A deadly Ebola Virus Disease (EVD) caused by the Ebola virus triggers hemorrhagic fever in humans and some monkeys. The disease is highly infectious and is transmitted via wild animals to humans and then humans to humans. The virus has killed around 18,000 people in Congo, West Africa since last year. The 2018-2019 outbreaks of EVD are highly complex and is a severe threat to public survival.
Several clinical trial studies are leading to anti-Ebola virus treatments and are administered to patients in West Africa, the United States, and Europe. The net effects of most of the treatments are unknown as most of them are still in the clinical trial phase. An experimental Ebola vaccine, rVSV-ZEBOV, proved highly protective against EVD in a major trial in Guinea in 2015. In the ongoing 2018-2019 Ebola outbreak in DRC, this vaccine is confirmed as safe and effective. Though vaccines are effective against Ebola virus, there are studies reported on the successful establishment of two anti-Ebola drugs during clinical trials in Africa.
The two drugs help in preventing the spread of the Ebola virus within a day of infection. Only two of the four clinical trials on experimental therapeutics that started in November 2018 are successful. The two drugs are basically the immune proteins that target the Ebola virus and prevent the entry and infection of patient's cells.
One of the drugs is mAb114, an antibody originally derived from the blood of a survivor of a 1995 Ebola outbreak in the DRC and developed by National Institutes of Health (NIH). The other drug REGN-EB3 is a combination of three monoclonal antibodies against Ebola made by Regeneron Pharmaceuticals of Tarrytown, New York. REGN-EB3 is the most successful anti-Ebola drug. The three antibodies together can alter the shape and large size of the Ebola virus preventing them from infecting the cells, rather than an antibody when acting single.

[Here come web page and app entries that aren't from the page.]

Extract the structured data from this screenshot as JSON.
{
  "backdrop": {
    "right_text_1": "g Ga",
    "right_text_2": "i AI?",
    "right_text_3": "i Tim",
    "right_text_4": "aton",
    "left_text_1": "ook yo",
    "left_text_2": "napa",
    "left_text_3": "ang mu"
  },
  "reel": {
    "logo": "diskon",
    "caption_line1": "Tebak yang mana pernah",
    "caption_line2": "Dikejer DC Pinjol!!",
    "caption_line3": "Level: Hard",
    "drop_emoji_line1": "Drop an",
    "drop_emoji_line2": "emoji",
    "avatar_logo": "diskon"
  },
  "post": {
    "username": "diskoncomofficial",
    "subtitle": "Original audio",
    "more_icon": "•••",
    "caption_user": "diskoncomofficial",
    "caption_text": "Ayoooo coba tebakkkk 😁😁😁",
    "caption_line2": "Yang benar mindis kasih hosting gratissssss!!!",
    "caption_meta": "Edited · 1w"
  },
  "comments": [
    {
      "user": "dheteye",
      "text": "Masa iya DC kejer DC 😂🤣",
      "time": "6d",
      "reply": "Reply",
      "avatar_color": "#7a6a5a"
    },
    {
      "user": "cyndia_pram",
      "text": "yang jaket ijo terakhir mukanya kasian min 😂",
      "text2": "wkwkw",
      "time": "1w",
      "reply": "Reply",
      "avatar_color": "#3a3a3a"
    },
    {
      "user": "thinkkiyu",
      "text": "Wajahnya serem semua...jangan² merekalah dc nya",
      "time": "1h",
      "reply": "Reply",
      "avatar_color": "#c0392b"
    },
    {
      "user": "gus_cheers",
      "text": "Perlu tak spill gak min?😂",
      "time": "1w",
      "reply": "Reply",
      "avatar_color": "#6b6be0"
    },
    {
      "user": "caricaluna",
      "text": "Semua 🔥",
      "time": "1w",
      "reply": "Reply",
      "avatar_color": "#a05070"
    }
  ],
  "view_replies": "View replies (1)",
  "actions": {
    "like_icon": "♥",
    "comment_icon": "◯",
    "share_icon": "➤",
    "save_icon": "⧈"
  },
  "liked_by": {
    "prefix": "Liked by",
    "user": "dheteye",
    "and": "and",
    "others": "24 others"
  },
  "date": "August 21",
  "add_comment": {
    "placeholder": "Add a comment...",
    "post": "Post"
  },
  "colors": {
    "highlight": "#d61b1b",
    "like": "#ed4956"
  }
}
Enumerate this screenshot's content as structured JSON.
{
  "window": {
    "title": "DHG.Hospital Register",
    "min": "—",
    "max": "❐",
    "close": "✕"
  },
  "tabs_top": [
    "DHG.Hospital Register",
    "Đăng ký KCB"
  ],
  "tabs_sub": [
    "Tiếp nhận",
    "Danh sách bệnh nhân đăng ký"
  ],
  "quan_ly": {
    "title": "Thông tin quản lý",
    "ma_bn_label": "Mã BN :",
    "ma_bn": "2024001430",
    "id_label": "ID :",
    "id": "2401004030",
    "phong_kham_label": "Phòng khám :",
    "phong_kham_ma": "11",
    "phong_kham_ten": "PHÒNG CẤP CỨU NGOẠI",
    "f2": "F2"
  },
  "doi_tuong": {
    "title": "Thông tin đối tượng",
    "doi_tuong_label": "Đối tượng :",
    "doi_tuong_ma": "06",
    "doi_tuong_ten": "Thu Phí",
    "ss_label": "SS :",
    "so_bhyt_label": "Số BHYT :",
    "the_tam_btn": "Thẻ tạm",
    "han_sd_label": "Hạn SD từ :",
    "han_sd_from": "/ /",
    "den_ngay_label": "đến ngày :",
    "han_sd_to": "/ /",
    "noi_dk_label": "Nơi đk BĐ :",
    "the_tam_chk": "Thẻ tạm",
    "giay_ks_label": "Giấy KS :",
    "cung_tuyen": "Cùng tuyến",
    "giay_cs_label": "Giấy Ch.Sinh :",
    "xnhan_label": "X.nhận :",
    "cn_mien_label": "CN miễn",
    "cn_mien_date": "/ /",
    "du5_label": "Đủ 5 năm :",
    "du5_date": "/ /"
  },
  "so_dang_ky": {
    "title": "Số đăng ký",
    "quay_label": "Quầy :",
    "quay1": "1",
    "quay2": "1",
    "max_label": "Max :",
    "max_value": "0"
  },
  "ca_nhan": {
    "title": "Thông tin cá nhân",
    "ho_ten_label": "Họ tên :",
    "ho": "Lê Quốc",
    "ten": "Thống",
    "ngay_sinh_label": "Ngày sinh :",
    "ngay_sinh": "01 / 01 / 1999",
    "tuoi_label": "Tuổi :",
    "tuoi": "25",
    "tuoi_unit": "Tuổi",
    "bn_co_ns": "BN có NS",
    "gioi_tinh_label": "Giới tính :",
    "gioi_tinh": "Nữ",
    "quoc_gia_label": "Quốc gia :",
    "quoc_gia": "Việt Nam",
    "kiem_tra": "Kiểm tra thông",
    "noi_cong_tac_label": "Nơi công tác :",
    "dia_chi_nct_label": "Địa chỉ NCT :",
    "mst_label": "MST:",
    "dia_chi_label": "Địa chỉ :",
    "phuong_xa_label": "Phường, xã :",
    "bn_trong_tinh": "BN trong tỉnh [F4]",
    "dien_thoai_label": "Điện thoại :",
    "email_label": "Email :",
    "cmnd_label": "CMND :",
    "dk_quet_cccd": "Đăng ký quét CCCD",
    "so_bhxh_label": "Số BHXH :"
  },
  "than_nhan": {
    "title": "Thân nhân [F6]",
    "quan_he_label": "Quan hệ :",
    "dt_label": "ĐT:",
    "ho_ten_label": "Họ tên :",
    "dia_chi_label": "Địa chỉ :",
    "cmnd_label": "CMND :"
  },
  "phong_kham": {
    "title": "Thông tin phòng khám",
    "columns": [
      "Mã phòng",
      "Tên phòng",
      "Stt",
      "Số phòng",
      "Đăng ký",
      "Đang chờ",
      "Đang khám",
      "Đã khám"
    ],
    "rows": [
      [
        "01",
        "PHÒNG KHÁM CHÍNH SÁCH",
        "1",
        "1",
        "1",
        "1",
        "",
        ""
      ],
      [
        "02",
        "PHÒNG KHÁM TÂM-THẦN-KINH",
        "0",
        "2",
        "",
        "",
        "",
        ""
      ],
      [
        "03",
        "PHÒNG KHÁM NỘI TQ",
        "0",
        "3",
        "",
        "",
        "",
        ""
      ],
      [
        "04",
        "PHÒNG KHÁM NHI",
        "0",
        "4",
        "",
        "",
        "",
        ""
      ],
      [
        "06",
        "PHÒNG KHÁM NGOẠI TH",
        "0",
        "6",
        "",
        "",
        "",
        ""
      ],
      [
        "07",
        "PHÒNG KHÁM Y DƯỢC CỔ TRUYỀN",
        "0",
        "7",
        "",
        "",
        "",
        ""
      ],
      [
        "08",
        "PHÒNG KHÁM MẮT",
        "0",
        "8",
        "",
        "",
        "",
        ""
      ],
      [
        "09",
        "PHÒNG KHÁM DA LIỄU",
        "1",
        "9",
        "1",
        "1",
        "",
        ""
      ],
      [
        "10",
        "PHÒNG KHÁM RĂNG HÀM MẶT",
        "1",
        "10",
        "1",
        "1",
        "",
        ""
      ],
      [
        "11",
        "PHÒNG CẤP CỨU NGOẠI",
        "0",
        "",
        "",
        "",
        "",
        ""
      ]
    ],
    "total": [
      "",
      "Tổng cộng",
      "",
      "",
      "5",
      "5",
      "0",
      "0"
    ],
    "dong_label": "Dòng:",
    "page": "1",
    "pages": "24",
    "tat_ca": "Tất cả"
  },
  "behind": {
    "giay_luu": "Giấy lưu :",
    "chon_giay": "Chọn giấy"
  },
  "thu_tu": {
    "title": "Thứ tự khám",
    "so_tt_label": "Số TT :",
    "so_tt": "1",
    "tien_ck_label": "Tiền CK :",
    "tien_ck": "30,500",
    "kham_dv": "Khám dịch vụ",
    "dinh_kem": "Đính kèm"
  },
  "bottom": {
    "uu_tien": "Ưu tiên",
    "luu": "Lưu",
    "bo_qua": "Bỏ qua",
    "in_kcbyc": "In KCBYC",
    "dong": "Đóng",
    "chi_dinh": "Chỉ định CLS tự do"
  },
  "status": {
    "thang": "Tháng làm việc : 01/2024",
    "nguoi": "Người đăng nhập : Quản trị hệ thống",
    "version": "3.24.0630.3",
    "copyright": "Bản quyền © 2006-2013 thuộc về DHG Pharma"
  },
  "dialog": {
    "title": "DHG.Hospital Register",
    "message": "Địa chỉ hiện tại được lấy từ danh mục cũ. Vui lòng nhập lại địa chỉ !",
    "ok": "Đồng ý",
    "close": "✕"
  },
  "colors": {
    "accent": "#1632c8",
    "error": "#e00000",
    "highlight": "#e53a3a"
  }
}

The mortality rate of patients treated with the drugs mAb114 and REGN-EB3 are reported as 34% and 29%, respectively.
“Now we will be able to stress to people that more than 90% of people survive if they come into the (Ebola treatment unit) early and get this treatment," says Sabue Mulangu, an infectious-disease researcher at the National Institute for Biomedical Research (INRB) in Kinshasa in the DRC, and an investigator on the trial.
The researchers will be continuing clinical trials on the two drugs, mAb114 and REGN-EB3, for regulatory approval.